Is the Next Cold War a Drone-Swarm Race Between US and China?

Both global superpowers are building up their capacity for surging robotic warfare. What happens next is anyone’s guess.

(Image credit: Illustration by Stephen Kelly / Getty Images)

by Rafi Schwartz at The Week: The latter half of the 20th century was largely defined by a seething Cold War between the United States and what was then the Soviet Union over which global superpower’s influence and agenda would ultimately reign supreme. Ostensibly, that conflict was one of ideologies and politics. In practice, however, it was as much about which nation had the more impressive stockpile of atomic weapons as it was about making the case for capitalism or communism. 

Now, at the start of the 21st century, the United States is locked in what some observers have already described as a new cold war. It’s again ostensibly between American capitalism and a communist superpower, but this time an ascendent China is seeking to exert its sway over Asia and beyond. Like its predecessor, this cold war includes military buildup intended to both intimidate and dominate should things heat up. But while the U.S. and Russia spent much of the Cold War perfecting their capacities for large-scale nuclear destruction, advances in robotics and computing have allowed tacticians to think smaller.

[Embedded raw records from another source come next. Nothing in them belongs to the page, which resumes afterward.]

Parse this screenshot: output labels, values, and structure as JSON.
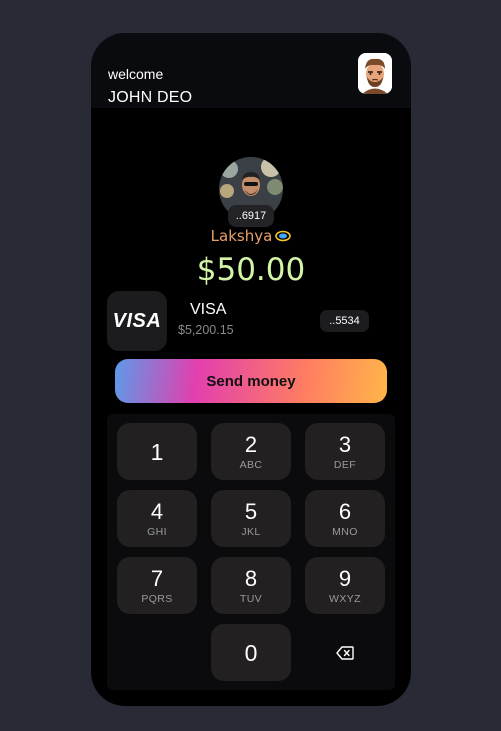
{
  "header": {
    "welcome": "welcome",
    "username": "JOHN DEO"
  },
  "recipient": {
    "account_suffix": "..6917",
    "name": "Lakshya"
  },
  "amount": "$50.00",
  "card": {
    "brand": "VISA",
    "balance": "$5,200.15",
    "suffix": "..5534",
    "logo_text": "VISA"
  },
  "send_button": "Send money",
  "keypad": [
    {
      "digit": "1",
      "letters": ""
    },
    {
      "digit": "2",
      "letters": "ABC"
    },
    {
      "digit": "3",
      "letters": "DEF"
    },
    {
      "digit": "4",
      "letters": "GHI"
    },
    {
      "digit": "5",
      "letters": "JKL"
    },
    {
      "digit": "6",
      "letters": "MNO"
    },
    {
      "digit": "7",
      "letters": "PQRS"
    },
    {
      "digit": "8",
      "letters": "TUV"
    },
    {
      "digit": "9",
      "letters": "WXYZ"
    },
    {
      "digit": "0",
      "letters": ""
    }
  ],
  "icons": {
    "backspace": "backspace-icon",
    "verified": "verified-badge-icon",
    "avatar": "memoji-avatar",
    "recipient_photo": "recipient-photo"
  },
  "colors": {
    "amount": "#d4f5a8",
    "recipient_name": "#e8a06a",
    "background": "#282a36",
    "key": "#232022"
  }
}
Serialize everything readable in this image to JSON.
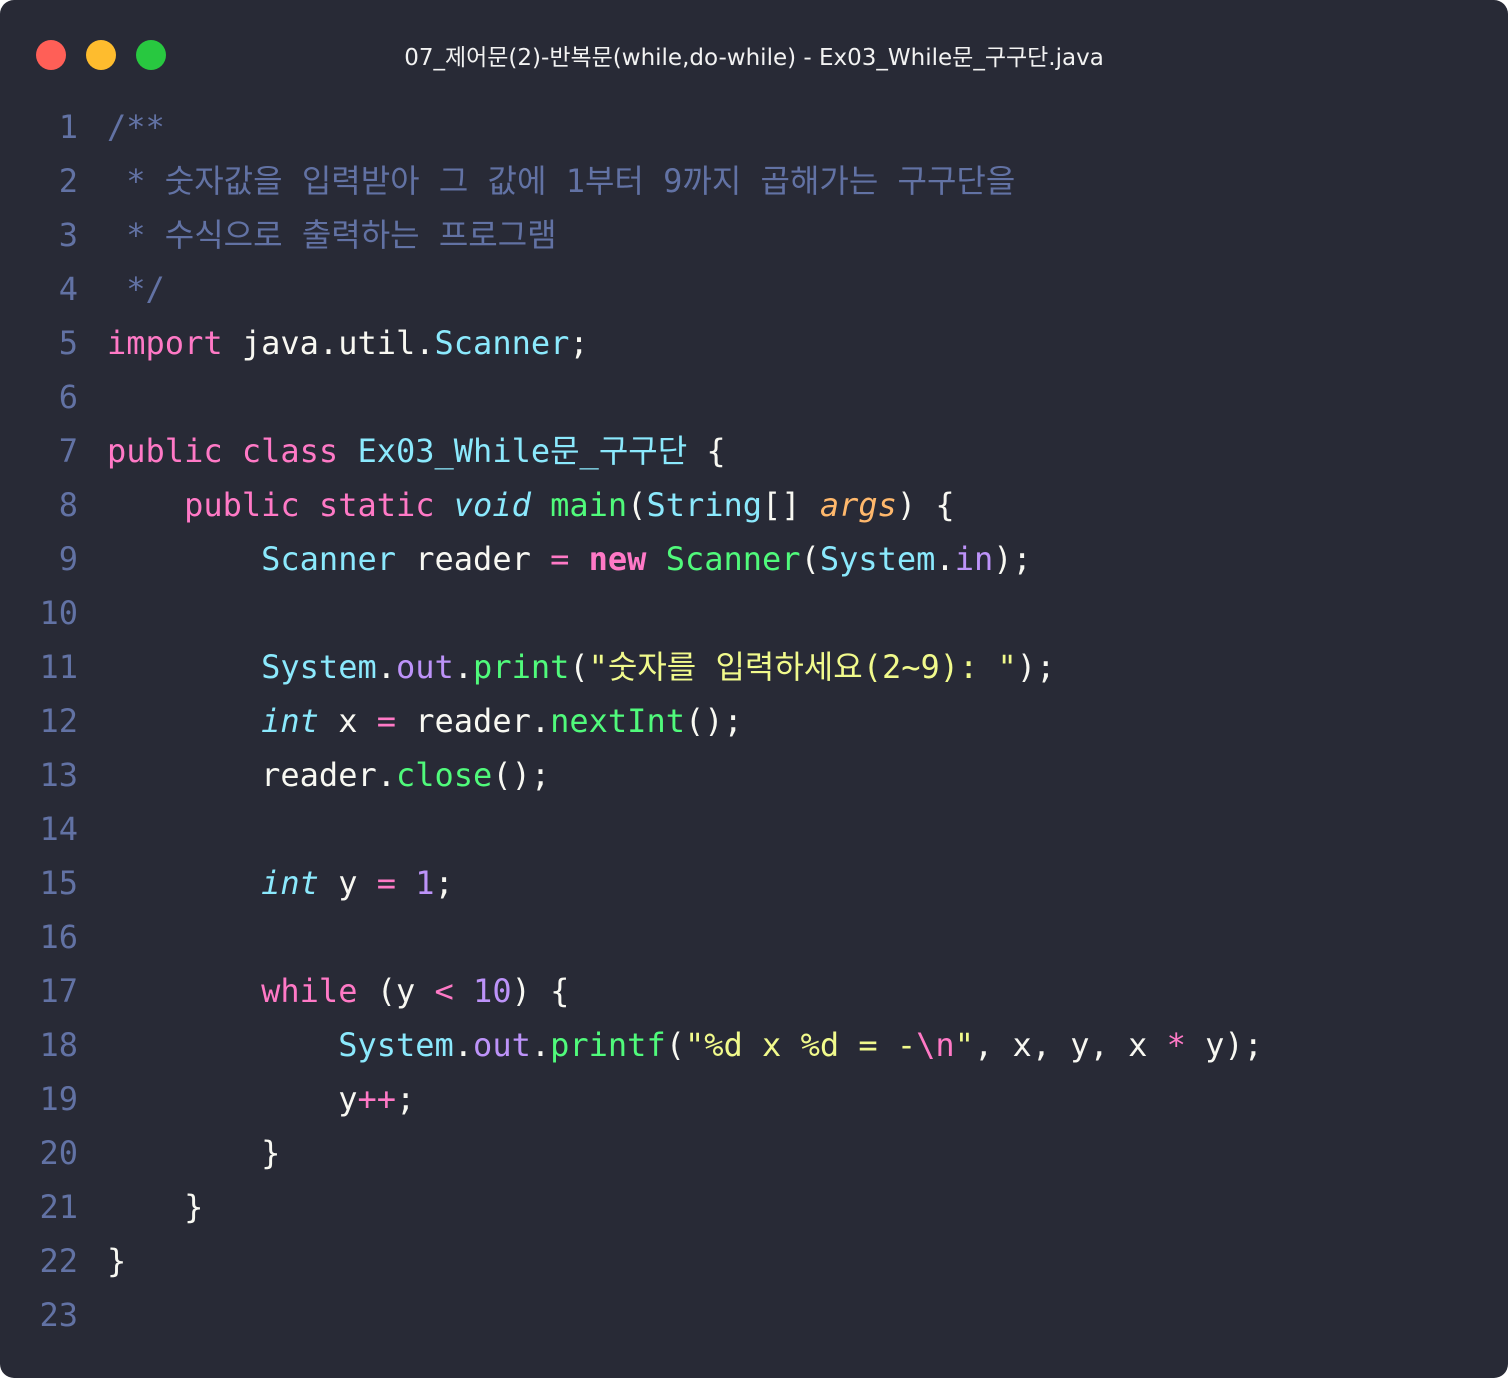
{
  "window": {
    "title": "07_제어문(2)-반복문(while,do-while) - Ex03_While문_구구단.java",
    "controls": {
      "close_color": "#ff5f57",
      "minimize_color": "#febc2e",
      "maximize_color": "#28c840"
    }
  },
  "theme": {
    "background": "#282a36",
    "foreground": "#f8f8f2",
    "comment": "#6272a4",
    "keyword": "#ff79c6",
    "type": "#8be9fd",
    "function": "#50fa7b",
    "string": "#f1fa8c",
    "number": "#bd93f9",
    "parameter": "#ffb86c"
  },
  "code_lines": [
    {
      "n": "1",
      "tokens": [
        [
          "cm",
          "/**"
        ]
      ]
    },
    {
      "n": "2",
      "tokens": [
        [
          "cm",
          " * 숫자값을 입력받아 그 값에 1부터 9까지 곱해가는 구구단을"
        ]
      ]
    },
    {
      "n": "3",
      "tokens": [
        [
          "cm",
          " * 수식으로 출력하는 프로그램"
        ]
      ]
    },
    {
      "n": "4",
      "tokens": [
        [
          "cm",
          " */"
        ]
      ]
    },
    {
      "n": "5",
      "tokens": [
        [
          "kw",
          "import"
        ],
        [
          "pl",
          " java.util."
        ],
        [
          "ty",
          "Scanner"
        ],
        [
          "pl",
          ";"
        ]
      ]
    },
    {
      "n": "6",
      "tokens": []
    },
    {
      "n": "7",
      "tokens": [
        [
          "kw",
          "public"
        ],
        [
          "pl",
          " "
        ],
        [
          "kw",
          "class"
        ],
        [
          "pl",
          " "
        ],
        [
          "ty",
          "Ex03_While문_구구단"
        ],
        [
          "pl",
          " {"
        ]
      ]
    },
    {
      "n": "8",
      "tokens": [
        [
          "pl",
          "    "
        ],
        [
          "kw",
          "public"
        ],
        [
          "pl",
          " "
        ],
        [
          "kw",
          "static"
        ],
        [
          "pl",
          " "
        ],
        [
          "tyi",
          "void"
        ],
        [
          "pl",
          " "
        ],
        [
          "fn",
          "main"
        ],
        [
          "pl",
          "("
        ],
        [
          "ty",
          "String"
        ],
        [
          "pl",
          "[] "
        ],
        [
          "par",
          "args"
        ],
        [
          "pl",
          ") {"
        ]
      ]
    },
    {
      "n": "9",
      "tokens": [
        [
          "pl",
          "        "
        ],
        [
          "ty",
          "Scanner"
        ],
        [
          "pl",
          " reader "
        ],
        [
          "op",
          "="
        ],
        [
          "pl",
          " "
        ],
        [
          "kwb",
          "new"
        ],
        [
          "pl",
          " "
        ],
        [
          "fn",
          "Scanner"
        ],
        [
          "pl",
          "("
        ],
        [
          "ty",
          "System"
        ],
        [
          "pl",
          "."
        ],
        [
          "fld",
          "in"
        ],
        [
          "pl",
          ");"
        ]
      ]
    },
    {
      "n": "10",
      "tokens": []
    },
    {
      "n": "11",
      "tokens": [
        [
          "pl",
          "        "
        ],
        [
          "ty",
          "System"
        ],
        [
          "pl",
          "."
        ],
        [
          "fld",
          "out"
        ],
        [
          "pl",
          "."
        ],
        [
          "fn",
          "print"
        ],
        [
          "pl",
          "("
        ],
        [
          "str",
          "\"숫자를 입력하세요(2~9): \""
        ],
        [
          "pl",
          ");"
        ]
      ]
    },
    {
      "n": "12",
      "tokens": [
        [
          "pl",
          "        "
        ],
        [
          "tyi",
          "int"
        ],
        [
          "pl",
          " x "
        ],
        [
          "op",
          "="
        ],
        [
          "pl",
          " reader."
        ],
        [
          "fn",
          "nextInt"
        ],
        [
          "pl",
          "();"
        ]
      ]
    },
    {
      "n": "13",
      "tokens": [
        [
          "pl",
          "        reader."
        ],
        [
          "fn",
          "close"
        ],
        [
          "pl",
          "();"
        ]
      ]
    },
    {
      "n": "14",
      "tokens": []
    },
    {
      "n": "15",
      "tokens": [
        [
          "pl",
          "        "
        ],
        [
          "tyi",
          "int"
        ],
        [
          "pl",
          " y "
        ],
        [
          "op",
          "="
        ],
        [
          "pl",
          " "
        ],
        [
          "num",
          "1"
        ],
        [
          "pl",
          ";"
        ]
      ]
    },
    {
      "n": "16",
      "tokens": []
    },
    {
      "n": "17",
      "tokens": [
        [
          "pl",
          "        "
        ],
        [
          "kw",
          "while"
        ],
        [
          "pl",
          " (y "
        ],
        [
          "op",
          "<"
        ],
        [
          "pl",
          " "
        ],
        [
          "num",
          "10"
        ],
        [
          "pl",
          ") {"
        ]
      ]
    },
    {
      "n": "18",
      "tokens": [
        [
          "pl",
          "            "
        ],
        [
          "ty",
          "System"
        ],
        [
          "pl",
          "."
        ],
        [
          "fld",
          "out"
        ],
        [
          "pl",
          "."
        ],
        [
          "fn",
          "printf"
        ],
        [
          "pl",
          "("
        ],
        [
          "str",
          "\"%d x %d = -"
        ],
        [
          "kw",
          "\\n"
        ],
        [
          "str",
          "\""
        ],
        [
          "pl",
          ", x, y, x "
        ],
        [
          "op",
          "*"
        ],
        [
          "pl",
          " y);"
        ]
      ]
    },
    {
      "n": "19",
      "tokens": [
        [
          "pl",
          "            y"
        ],
        [
          "op",
          "++"
        ],
        [
          "pl",
          ";"
        ]
      ]
    },
    {
      "n": "20",
      "tokens": [
        [
          "pl",
          "        }"
        ]
      ]
    },
    {
      "n": "21",
      "tokens": [
        [
          "pl",
          "    }"
        ]
      ]
    },
    {
      "n": "22",
      "tokens": [
        [
          "pl",
          "}"
        ]
      ]
    },
    {
      "n": "23",
      "tokens": []
    }
  ]
}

Now, planners for both militaries are “gearing up for a new kind of warfare in which squadrons of air and sea drones equipped with artificial intelligence work together like a swarm of bees to overwhelm an enemy,” each doing different tasks but operating as a whole, The Associated Press said. 

What does an arms race focused on fleets of robots rather than the fusion of atoms look like, and where might it lead the United States, China, and the rest of the world?

More here.